Cut into squares while still warm. Enjoy. (Any leftovers make great sandwiches)

• Patty Schied is a longtime Juneau resident who studied at the Cordon Bleu in London, has cooked meals for both AWARE and the Glory Hall, and has written a cookbook. Cooking For Pleasure appears every other week in Capital City Weekly.

A loaf of rosemary focaccia bread fresh from the oven. (By Patty Schied)

More in Neighbors

Battered fish fillets frying. (Photo by Patty Schied)
Cooking for Pleasure: Fish and chips with homemade tartar sauce

For years I struggled with different fish batter recipes, usually with lousy… Continue reading

Jackie Renninger Park, which is scheduled to receive structural and safety improvements. (City and Borough of Juneau photo)
Neighbors briefs

See design ideas for Jackie Renninger Park at June 24 public meeting… Continue reading

Students from Juneau Community Charter School listen to a story at the Skagway Public Library. (Photo provided by Clint Sullivan)
Neighbors: Letters of thanks

Thanks to the community of Skagway The K/1 class of Juneau Community… Continue reading

Donna Leigh is a member of the Church of Jesus Christ of Latter-day Saints. (Courtesy photo)
Living and Growing: Small things

Have you ever had a small pebble in your shoe? Very irritating,… Continue reading

Dining out in Croatia. (Photo by Patty Schied)
Cooking for Pleasure: Almond cake from a trip to Croatia

I should have probably titled this week’s column: “Eating For Pleasure.” My… Continue reading

Matushka Olga Michael, a Yup’ik woman from Kwethluk. (Photo provided by Maxim Gibson)
Living and Growing: A new Alaskan saint

“God is wonderful in His saints: the God of Israel is He… Continue reading

Nick Hanson of the NBC show “American Ninja Warrior” kicks off the blanket toss at the 2020 Traditional Games in Juneau. (Lyndsey Brollini / Sealaska Heritage Institute)
Neighbors: Celebration begins Wednesday with mix of traditional and new events

Nearly 1,600 dancers from 36 dance groups scheduled to participate in four-day gathering.

“Curiosities of Alaska” by Junnie Chup, which won first place in Kindred Post’s 2024 statewide postcard art contest. (Photo courtesy of Kindred Post)
Neighbors briefs

Kindred Post announces 2024 statewide postcard art contest winners Kindred Post on… Continue reading

Tanya Renee Ahtowena Rorem at age 17. (Photo provided by Laura Rorem)
Living and Growing: ‘My name is Ahtowena’

My precocious two-year old broke loose from my grip and took off… Continue reading

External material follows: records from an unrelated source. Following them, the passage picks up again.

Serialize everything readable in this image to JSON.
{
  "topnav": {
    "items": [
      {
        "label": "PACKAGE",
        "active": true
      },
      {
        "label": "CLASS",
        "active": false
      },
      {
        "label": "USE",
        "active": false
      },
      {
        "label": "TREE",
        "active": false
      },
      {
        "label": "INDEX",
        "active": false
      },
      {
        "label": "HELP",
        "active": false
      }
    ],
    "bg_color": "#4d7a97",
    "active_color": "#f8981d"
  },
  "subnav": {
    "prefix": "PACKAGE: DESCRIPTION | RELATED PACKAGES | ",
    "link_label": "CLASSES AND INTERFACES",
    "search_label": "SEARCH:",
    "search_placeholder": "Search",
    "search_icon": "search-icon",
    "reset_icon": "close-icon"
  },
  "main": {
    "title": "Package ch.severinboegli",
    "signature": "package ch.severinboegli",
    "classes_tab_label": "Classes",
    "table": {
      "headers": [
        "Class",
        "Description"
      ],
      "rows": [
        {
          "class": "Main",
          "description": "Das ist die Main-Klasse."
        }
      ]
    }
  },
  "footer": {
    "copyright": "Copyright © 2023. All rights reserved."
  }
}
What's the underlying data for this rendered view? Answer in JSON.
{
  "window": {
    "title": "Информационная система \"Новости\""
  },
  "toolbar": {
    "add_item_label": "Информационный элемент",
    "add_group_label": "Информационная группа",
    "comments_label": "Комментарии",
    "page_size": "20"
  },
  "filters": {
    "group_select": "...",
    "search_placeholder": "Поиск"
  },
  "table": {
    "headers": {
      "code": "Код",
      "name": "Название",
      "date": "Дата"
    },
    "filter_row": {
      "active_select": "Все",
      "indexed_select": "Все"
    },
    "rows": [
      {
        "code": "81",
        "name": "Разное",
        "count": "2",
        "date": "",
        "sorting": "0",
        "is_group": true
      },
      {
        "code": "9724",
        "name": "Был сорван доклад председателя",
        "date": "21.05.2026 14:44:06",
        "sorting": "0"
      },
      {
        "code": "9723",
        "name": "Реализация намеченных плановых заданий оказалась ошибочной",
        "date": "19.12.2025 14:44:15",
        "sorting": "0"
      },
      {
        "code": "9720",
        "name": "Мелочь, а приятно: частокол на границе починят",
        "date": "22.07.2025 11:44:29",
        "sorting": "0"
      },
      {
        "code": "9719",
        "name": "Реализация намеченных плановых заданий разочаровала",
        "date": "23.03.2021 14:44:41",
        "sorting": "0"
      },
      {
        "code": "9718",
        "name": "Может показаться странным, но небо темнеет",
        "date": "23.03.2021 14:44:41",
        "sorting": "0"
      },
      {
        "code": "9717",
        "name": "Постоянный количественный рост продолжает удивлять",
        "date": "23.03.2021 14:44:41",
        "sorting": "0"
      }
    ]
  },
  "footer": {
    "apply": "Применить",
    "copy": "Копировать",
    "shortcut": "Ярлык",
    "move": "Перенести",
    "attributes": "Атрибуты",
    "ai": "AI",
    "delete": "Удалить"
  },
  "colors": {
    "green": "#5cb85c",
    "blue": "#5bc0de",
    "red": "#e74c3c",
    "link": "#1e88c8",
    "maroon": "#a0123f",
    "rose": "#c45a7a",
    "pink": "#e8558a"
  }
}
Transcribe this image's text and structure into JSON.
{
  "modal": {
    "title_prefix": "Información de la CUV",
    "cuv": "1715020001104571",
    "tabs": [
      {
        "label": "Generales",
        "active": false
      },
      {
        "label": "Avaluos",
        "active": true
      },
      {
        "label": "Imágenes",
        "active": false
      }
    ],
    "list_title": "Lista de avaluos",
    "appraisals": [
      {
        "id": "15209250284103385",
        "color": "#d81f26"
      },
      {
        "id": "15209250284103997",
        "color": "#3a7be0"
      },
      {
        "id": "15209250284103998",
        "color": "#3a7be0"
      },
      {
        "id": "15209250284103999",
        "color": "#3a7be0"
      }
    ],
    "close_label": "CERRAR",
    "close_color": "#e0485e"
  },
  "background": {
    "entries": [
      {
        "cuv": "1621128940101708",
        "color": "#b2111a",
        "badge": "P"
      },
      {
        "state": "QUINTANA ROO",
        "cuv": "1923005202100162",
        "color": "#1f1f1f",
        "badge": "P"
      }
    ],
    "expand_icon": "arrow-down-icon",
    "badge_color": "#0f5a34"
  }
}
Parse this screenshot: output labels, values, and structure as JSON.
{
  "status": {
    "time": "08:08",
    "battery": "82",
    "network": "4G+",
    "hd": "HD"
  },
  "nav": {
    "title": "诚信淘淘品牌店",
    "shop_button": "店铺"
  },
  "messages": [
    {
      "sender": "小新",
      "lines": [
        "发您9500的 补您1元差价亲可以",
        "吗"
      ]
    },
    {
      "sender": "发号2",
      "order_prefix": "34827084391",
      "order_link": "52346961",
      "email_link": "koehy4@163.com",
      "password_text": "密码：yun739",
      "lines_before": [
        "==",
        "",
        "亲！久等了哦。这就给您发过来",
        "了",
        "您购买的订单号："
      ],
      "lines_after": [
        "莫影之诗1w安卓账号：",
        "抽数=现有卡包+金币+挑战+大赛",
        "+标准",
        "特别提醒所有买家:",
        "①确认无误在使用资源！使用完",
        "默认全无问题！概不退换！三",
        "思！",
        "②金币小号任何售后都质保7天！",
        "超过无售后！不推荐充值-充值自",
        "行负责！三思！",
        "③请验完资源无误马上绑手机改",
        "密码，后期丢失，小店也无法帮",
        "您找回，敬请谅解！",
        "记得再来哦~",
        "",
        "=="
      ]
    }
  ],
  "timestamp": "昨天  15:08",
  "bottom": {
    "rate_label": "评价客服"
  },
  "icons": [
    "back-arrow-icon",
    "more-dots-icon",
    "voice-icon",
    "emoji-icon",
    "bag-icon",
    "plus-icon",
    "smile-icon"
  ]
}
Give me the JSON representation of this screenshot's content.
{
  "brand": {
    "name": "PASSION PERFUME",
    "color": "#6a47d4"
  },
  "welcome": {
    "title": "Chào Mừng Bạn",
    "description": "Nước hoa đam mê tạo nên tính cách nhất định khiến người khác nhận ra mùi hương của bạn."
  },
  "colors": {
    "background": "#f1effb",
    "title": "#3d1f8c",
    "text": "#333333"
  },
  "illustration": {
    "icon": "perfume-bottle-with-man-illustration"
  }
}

The Pinkas Synagogue, the second-oldest building in Prague. (World Monuments Fund photo)
Living and Growing: Connecting to family ancestors through names of strangers on a wall in Prague

“Prague never lets you go…this dear little mother has sharp claws.” —… Continue reading

Individual eggplant parmesan rounds ready to serve. (Photo by Patty Schied)
Cooking for Pleasure: Individual eggplant parmesan rounds

These flavorful eggplant parmesans are a great side dish, especially served with… Continue reading